TSMC produces chips for customers such as Broadcomm Inc and Qualcomm Inc, which supply chips to handset manufacturers and vendors including Apple Inc, HTC Corp (宏達電) and Nokia Oyj.
However, last month Chang said the “situation is not bad in terms of revenue and profitability. The fourth quarter will not be far from the third quarter.”
For the whole of last year, TSMC’s revenue hit a record of NT$427.08 billion, representing an increase of 1.8 percent from NT$419.54 billion in 2010.
Abrams expected TSMC to record a 5 percent quarterly decline in revenue to NT$98 billion this quarter.

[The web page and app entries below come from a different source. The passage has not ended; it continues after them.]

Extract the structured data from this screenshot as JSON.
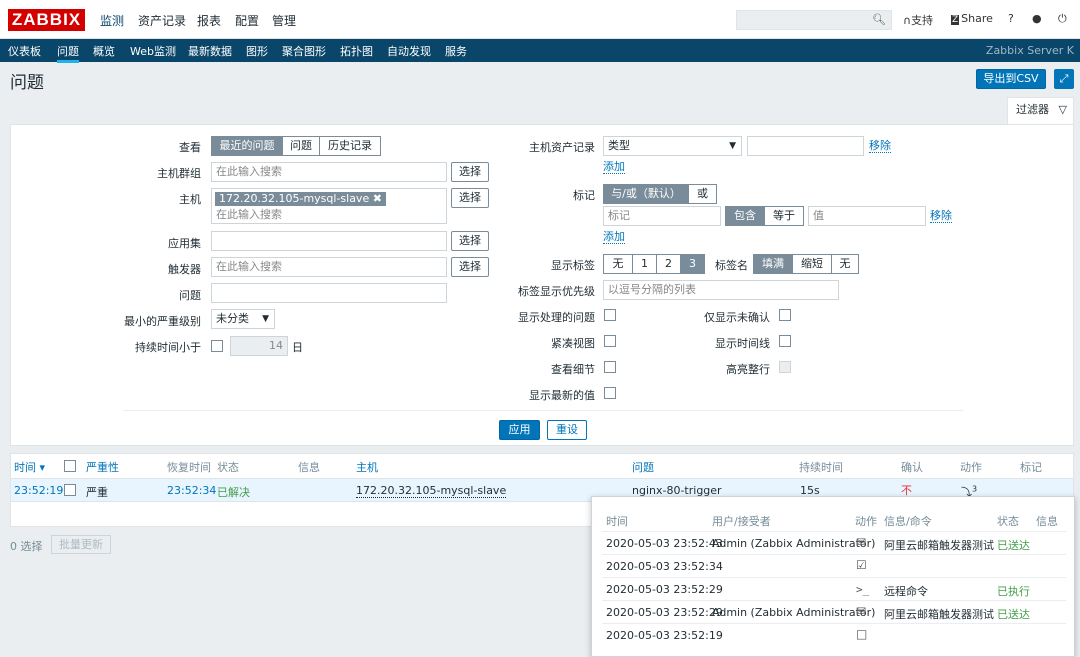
{
  "app": {
    "logo": "ZABBIX",
    "top_menu": [
      "监测",
      "资产记录",
      "报表",
      "配置",
      "管理"
    ],
    "support_label": "支持",
    "share_label": "Share",
    "help_label": "?",
    "sub_menu": [
      "仪表板",
      "问题",
      "概览",
      "Web监测",
      "最新数据",
      "图形",
      "聚合图形",
      "拓扑图",
      "自动发现",
      "服务"
    ],
    "server_name": "Zabbix Server K"
  },
  "page": {
    "title": "问题",
    "export_label": "导出到CSV",
    "filter_tab_label": "过滤器"
  },
  "filter": {
    "view_label": "查看",
    "view_options": [
      "最近的问题",
      "问题",
      "历史记录"
    ],
    "host_group_label": "主机群组",
    "host_group_placeholder": "在此输入搜索",
    "select_label": "选择",
    "host_label": "主机",
    "host_tag": "172.20.32.105-mysql-slave",
    "host_placeholder": "在此输入搜索",
    "app_label": "应用集",
    "trigger_label": "触发器",
    "trigger_placeholder": "在此输入搜索",
    "problem_label": "问题",
    "min_severity_label": "最小的严重级别",
    "min_severity_value": "未分类",
    "age_label": "持续时间小于",
    "age_value": "14",
    "age_unit": "日",
    "inventory_label": "主机资产记录",
    "inventory_type": "类型",
    "remove_label": "移除",
    "add_label": "添加",
    "tags_label": "标记",
    "tags_mode": [
      "与/或（默认）",
      "或"
    ],
    "tag_placeholder": "标记",
    "tag_operators": [
      "包含",
      "等于"
    ],
    "value_placeholder": "值",
    "show_tags_label": "显示标签",
    "show_tags_options": [
      "无",
      "1",
      "2",
      "3"
    ],
    "tag_name_label": "标签名",
    "tag_name_options": [
      "填满",
      "缩短",
      "无"
    ],
    "tag_priority_label": "标签显示优先级",
    "tag_priority_placeholder": "以逗号分隔的列表",
    "show_suppressed_label": "显示处理的问题",
    "unack_only_label": "仅显示未确认",
    "compact_label": "紧凑视图",
    "timeline_label": "显示时间线",
    "details_label": "查看细节",
    "highlight_label": "高亮整行",
    "latest_values_label": "显示最新的值",
    "apply_label": "应用",
    "reset_label": "重设"
  },
  "problems": {
    "headers": [
      "时间 ▾",
      "严重性",
      "恢复时间",
      "状态",
      "信息",
      "主机",
      "问题",
      "持续时间",
      "确认",
      "动作",
      "标记"
    ],
    "rows": [
      {
        "time": "23:52:19",
        "severity": "严重",
        "recovery_time": "23:52:34",
        "status": "已解决",
        "info": "",
        "host": "172.20.32.105-mysql-slave",
        "problem": "nginx-80-trigger",
        "duration": "15s",
        "ack": "不",
        "actions": "3"
      }
    ],
    "selected_count": "0 选择",
    "mass_update_label": "批量更新"
  },
  "action_popup": {
    "headers": [
      "时间",
      "用户/接受者",
      "动作",
      "信息/命令",
      "状态",
      "信息"
    ],
    "rows": [
      {
        "time": "2020-05-03 23:52:43",
        "user": "Admin (Zabbix Administrator)",
        "action_icon": "mail-icon",
        "message": "阿里云邮箱触发器测试",
        "status": "已送达"
      },
      {
        "time": "2020-05-03 23:52:34",
        "user": "",
        "action_icon": "calendar-check-icon",
        "message": "",
        "status": ""
      },
      {
        "time": "2020-05-03 23:52:29",
        "user": "",
        "action_icon": "terminal-icon",
        "message": "远程命令",
        "status": "已执行"
      },
      {
        "time": "2020-05-03 23:52:29",
        "user": "Admin (Zabbix Administrator)",
        "action_icon": "mail-icon",
        "message": "阿里云邮箱触发器测试",
        "status": "已送达"
      },
      {
        "time": "2020-05-03 23:52:19",
        "user": "",
        "action_icon": "calendar-icon",
        "message": "",
        "status": ""
      }
    ]
  },
  "colors": {
    "brand": "#d40000",
    "nav": "#0a466a",
    "accent": "#0275b8",
    "resolved": "#429e47",
    "not_ack": "#e33734"
  }
}
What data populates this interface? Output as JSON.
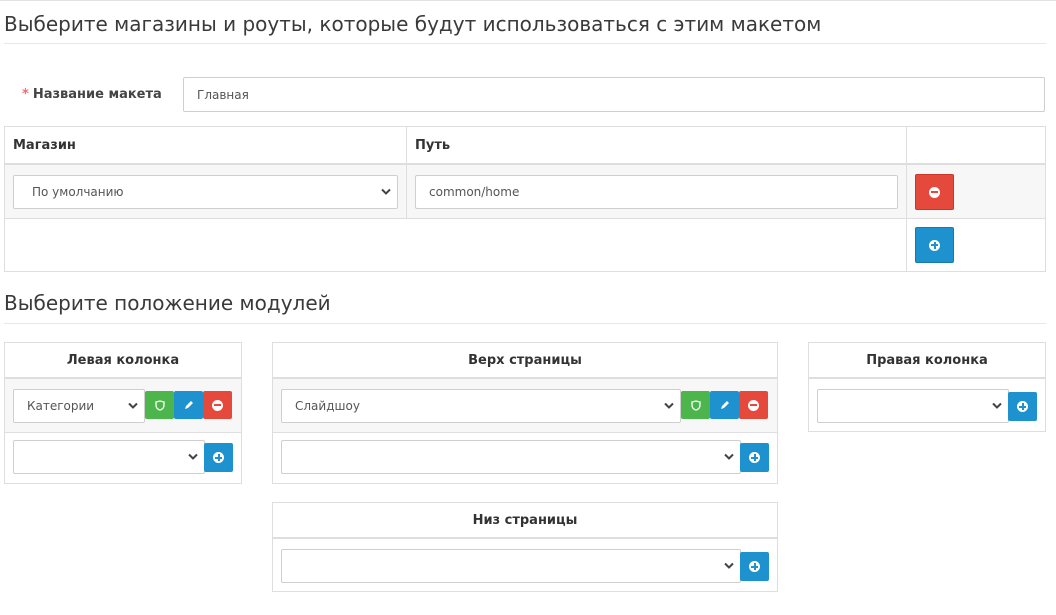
{
  "heading_stores": "Выберите магазины и роуты, которые будут использоваться с этим макетом",
  "layout_name": {
    "label": "Название макета",
    "required_mark": "*",
    "value": "Главная"
  },
  "route_table": {
    "columns": [
      "Магазин",
      "Путь",
      ""
    ],
    "rows": [
      {
        "store": "По умолчанию",
        "route": "common/home"
      }
    ]
  },
  "heading_modules": "Выберите положение модулей",
  "positions": {
    "column_left": {
      "title": "Левая колонка",
      "module": "Категории",
      "new_module": ""
    },
    "content_top": {
      "title": "Верх страницы",
      "module": "Слайдшоу",
      "new_module": ""
    },
    "column_right": {
      "title": "Правая колонка",
      "new_module": ""
    },
    "content_bottom": {
      "title": "Низ страницы",
      "new_module": ""
    }
  },
  "icons": {
    "remove": "minus-circle-icon",
    "add": "plus-circle-icon",
    "edit": "pencil-icon",
    "module_settings": "shield-icon",
    "dropdown": "chevron-down-icon"
  },
  "colors": {
    "red": "#e4493c",
    "blue": "#1e91cf",
    "green": "#4cb64c",
    "required": "#f56b6b"
  }
}
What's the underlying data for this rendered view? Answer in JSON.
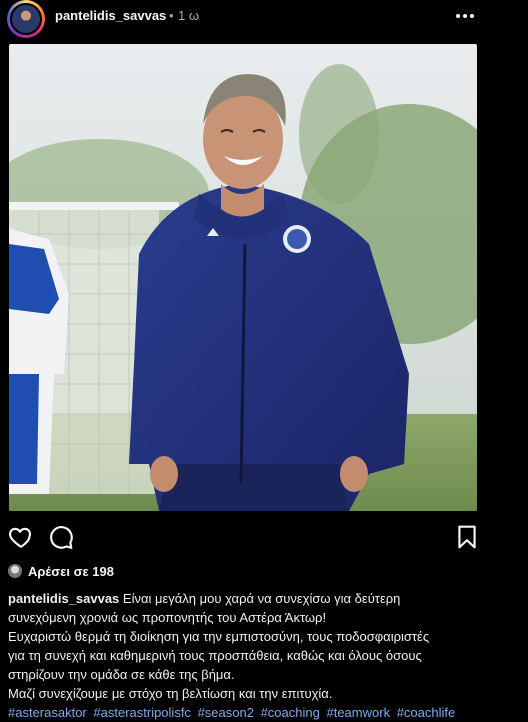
{
  "post": {
    "username": "pantelidis_savvas",
    "separator": "•",
    "time": "1 ω",
    "likes_text": "Αρέσει σε 198",
    "caption": {
      "username": "pantelidis_savvas",
      "lines": [
        "Είναι μεγάλη μου χαρά να συνεχίσω για δεύτερη",
        "συνεχόμενη χρονιά ως προπονητής του Αστέρα Άκτωρ!",
        "Ευχαριστώ θερμά τη διοίκηση για την εμπιστοσύνη, τους ποδοσφαιριστές",
        "για τη συνεχή και καθημερινή τους προσπάθεια, καθώς και όλους όσους",
        "στηρίζουν την ομάδα σε κάθε της βήμα.",
        "Μαζί συνεχίζουμε με στόχο τη βελτίωση και την επιτυχία."
      ],
      "hashtags": [
        "#asterasaktor",
        "#asterastripolisfc",
        "#season2",
        "#coaching",
        "#teamwork",
        "#coachlife"
      ]
    }
  },
  "icons": {
    "more": "more-options-icon",
    "like": "heart-icon",
    "comment": "comment-icon",
    "save": "bookmark-icon"
  },
  "colors": {
    "background": "#000000",
    "text": "#f5f5f5",
    "secondary_text": "#a8a8a8",
    "hashtag": "#7ea8f0"
  }
}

TSMC is scheduled to give its business outlook for this year on Wednesday next week.
Abrams expected TSMC’s advanced 28 nanometer (nm) and 40nm technologies to run tighter into the first half of the year, driven by a communications and graphics rampup, providing a solid outlook for the blended average selling price.
The chipmaker is likely to spend between US$6 billion and US$6.5 billion on new equipment this year, down about 10 to 18 percent from the US$7.3 billion budgeted for last year, Abrams said.
He added that the latest projection was higher than the US$5.5 billion he estimated previously.
“The upbeat outlook from its leading-edge customers is triggering a bit more aggressive outlook to capital expenditures than a few months ago,” he said.
Credit Suisse maintained its “outperform” rating on TSMC. It also retained its target price of NT$79, implying 3.16 percent upside from the stock’s closing price of NT$76.50 yesterday.